In case you missed the headlines today:
In one of the most dramatic days in Wall Street’s history, Merrill Lynch agreed to sell itself on Sunday to Bank of America for roughly $50 billion to avert a deepening financial crisis, while another prominent securities firm, Lehman Brothers, filed for bankruptcy protection and hurtled toward liquidation after it failed to find a buyer.
Ironically, a free-market-loving Republican administration is presiding over the most ambitious intrusion of government into the market in almost anyone’s memory. But to what end? Bailouts, subsidies, and government insurance won’t help Wall Street because the Street’s fundamental problem isn’t lack of capital. It’s lack of trust.
The sub-prime mortgage mess triggered it, but the problem lies much deeper. Financial markets trade in promises — that assets have a certain value, that numbers on a balance sheet are accurate, that a loan carries a limited risk. If investors stop trusting the promises, Wall Street can’t function.
The stock market isn’t doing as badly as one might have feared — although it’s just broken below Dow 11,000 as I write. But Felix Salmon suggests that we look at my old standby, the TED spread, shown above — and it’s looking kinda spiky. All in all, way too soon to conclude that we won this game of Russian roulette.
Holy um, stuff!
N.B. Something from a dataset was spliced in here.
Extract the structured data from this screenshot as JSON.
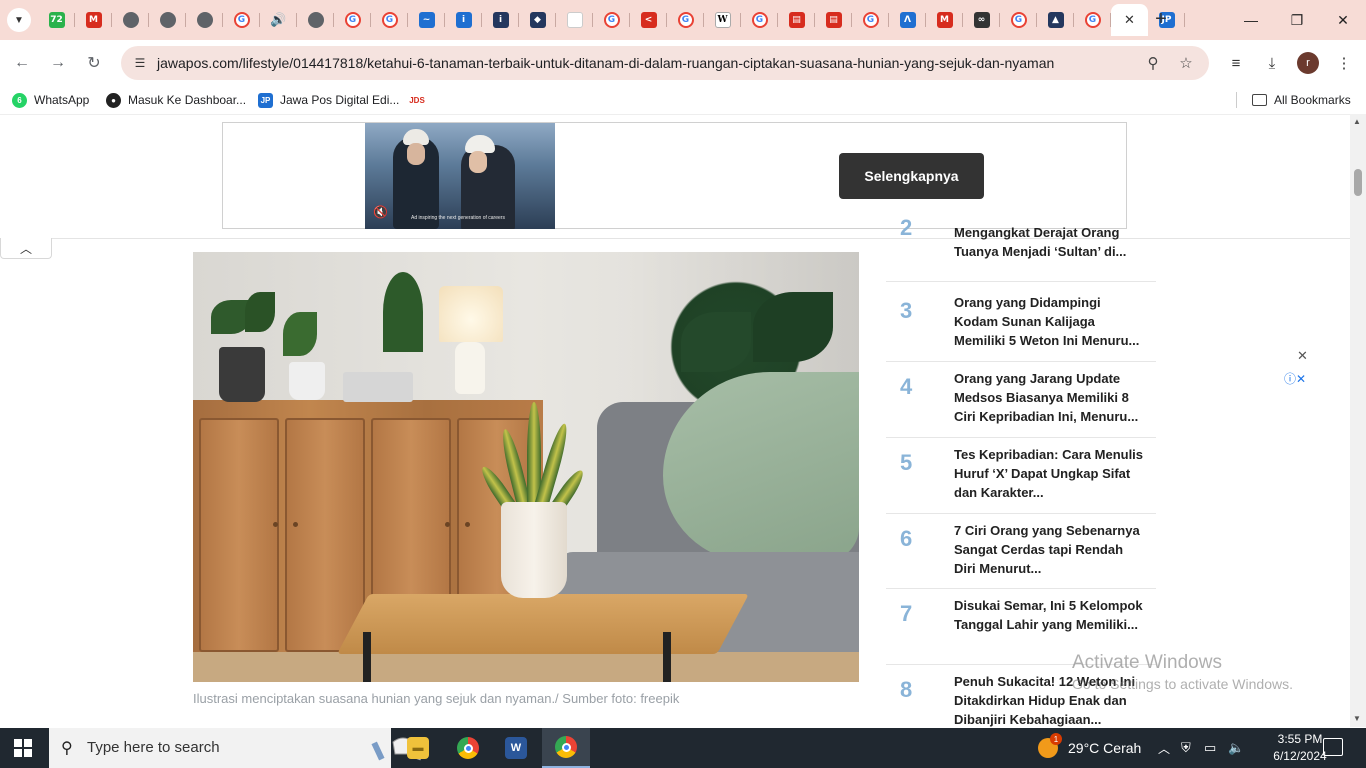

I go out to get a cup of tea and suddenly it’s Black Monday.
I think still — the fundamentals of our economy are strong.